|145-1||Disruption of ParB causes loss of virulence in Xanthomonas citri|
|Autores:||Amanda Piovesan Ucci (UNESP CAMPUS - Faculdade de Ciencias Farmaceuticas) ; Paula M. M. Martins (UNESP - Depto. de Bioquímica e Microbiologia, IB) ; Jose Belasque Jr. (FUNDECITRUS - Depto. Cientifico) ; Henrique Ferreira (UNESP CAMPUS - Faculdade de Ciencias Farmaceuticas) |
Chromosome segregation is an essential process to all living cells. In prokaryotes, it is part of an interlinked sequence of events known as the cell cycle, which could be didactically divided into chromosome replication, segregation, cell division, and cellular growth. The factors that operate on each of these processes have been extensively characterized in eukaryotes, and among the techniques employed, fluorescence microscopy has surely contributed in a singular manner for the advancement in the comprehension of eukaryotic mitosis. Although the same degree of understanding has not been achieved yet for the prokaryotic cells, in the past decade, a collection of reports have clarified that bacteria too have a mitotic-like apparatus that resembles the eukaryotic one. Here, we report on the characterization of the ParB-like protein encoded by the plant pathogen Xanthomonas citri (Xac). In many bacteria, ParB organizes a centromere structure upon DNA-binding, which operates on chromosome segregation, it may contact other cellular factors that modulate its function, and disruption/knockout of ParB exhibited pleiotropic effects in some microorganisms such as loss of motility and loss of control on cell division. ParB-GFP expressed in Xanthomonas citri localized at the edges of the nucleoids, a phenotype typical of ParB-like factors involved with chromosome segregation. Moreover, disruption of parB in Xac led to loss of virulence, where Xac parB mutants were unable to induce citrus canker symptoms in host citrus plants. Finally, perturbation of the ParB function in Xac produced cells with a propensity to form filaments, a phenotype suggestive of a loss of control on cell division. ParB-like proteins have no homologues on eukaryotic cells, hence, they can be considered as potential targets for the development of antimicrobial agents. Our data supports this view in which Xac cells expressing altered forms of ParB were not able to cause disease on citrus plants.

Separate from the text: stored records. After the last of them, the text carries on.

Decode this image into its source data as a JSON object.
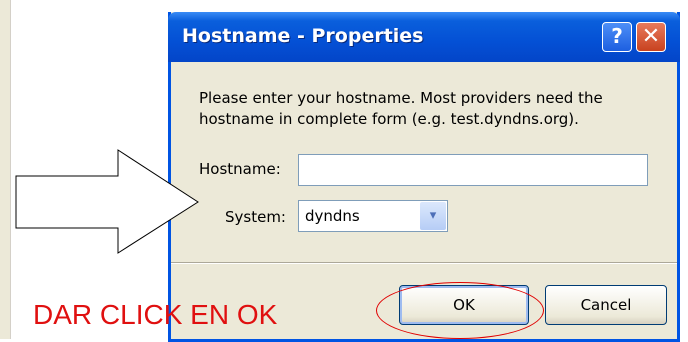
{
  "dialog": {
    "title": "Hostname - Properties",
    "help_label": "?",
    "close_label": "✕",
    "description": "Please enter your hostname. Most providers need the hostname in complete form (e.g. test.dyndns.org).",
    "hostname_label": "Hostname:",
    "hostname_value": "",
    "system_label": "System:",
    "system_value": "dyndns",
    "dropdown_glyph": "▾",
    "ok_label": "OK",
    "cancel_label": "Cancel"
  },
  "annotation": {
    "text": "DAR CLICK EN OK",
    "color": "#e01010"
  },
  "icons": {
    "help": "help-icon",
    "close": "close-icon",
    "dropdown": "chevron-down-icon",
    "arrow": "arrow-right-annotation-icon"
  }
}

Financial support: FAPESP Grant 2010/05099-7, AMU PhD scholarship 2010/02041-8, and CNPq PMMM PhD scholarship 142293/2009-1

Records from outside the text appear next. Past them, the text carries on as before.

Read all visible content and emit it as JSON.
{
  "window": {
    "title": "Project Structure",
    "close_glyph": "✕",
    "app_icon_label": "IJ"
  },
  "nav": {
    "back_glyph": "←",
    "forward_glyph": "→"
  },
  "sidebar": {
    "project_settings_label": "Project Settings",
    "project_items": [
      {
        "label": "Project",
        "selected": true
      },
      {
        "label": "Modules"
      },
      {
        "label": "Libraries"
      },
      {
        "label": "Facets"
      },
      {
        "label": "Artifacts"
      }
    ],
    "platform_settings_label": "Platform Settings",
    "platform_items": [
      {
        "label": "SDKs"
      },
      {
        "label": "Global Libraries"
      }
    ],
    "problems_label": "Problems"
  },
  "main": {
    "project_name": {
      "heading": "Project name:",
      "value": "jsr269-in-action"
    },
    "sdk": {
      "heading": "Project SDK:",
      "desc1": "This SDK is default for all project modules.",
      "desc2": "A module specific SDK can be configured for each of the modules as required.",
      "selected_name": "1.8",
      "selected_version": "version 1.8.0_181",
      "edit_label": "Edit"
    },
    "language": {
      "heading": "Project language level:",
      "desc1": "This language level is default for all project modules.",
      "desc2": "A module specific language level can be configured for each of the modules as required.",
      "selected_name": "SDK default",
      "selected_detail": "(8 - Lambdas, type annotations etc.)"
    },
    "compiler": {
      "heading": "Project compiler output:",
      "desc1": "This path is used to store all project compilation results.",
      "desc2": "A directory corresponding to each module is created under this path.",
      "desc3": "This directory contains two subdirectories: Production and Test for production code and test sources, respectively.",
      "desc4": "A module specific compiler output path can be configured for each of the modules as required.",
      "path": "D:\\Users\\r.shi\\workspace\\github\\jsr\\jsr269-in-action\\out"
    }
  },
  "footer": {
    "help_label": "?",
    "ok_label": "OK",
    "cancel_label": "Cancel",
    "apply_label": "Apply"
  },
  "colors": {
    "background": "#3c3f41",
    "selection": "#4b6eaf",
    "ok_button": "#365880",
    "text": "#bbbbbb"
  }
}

Palavras-chave: chromosome segregation, cell division, citrus canker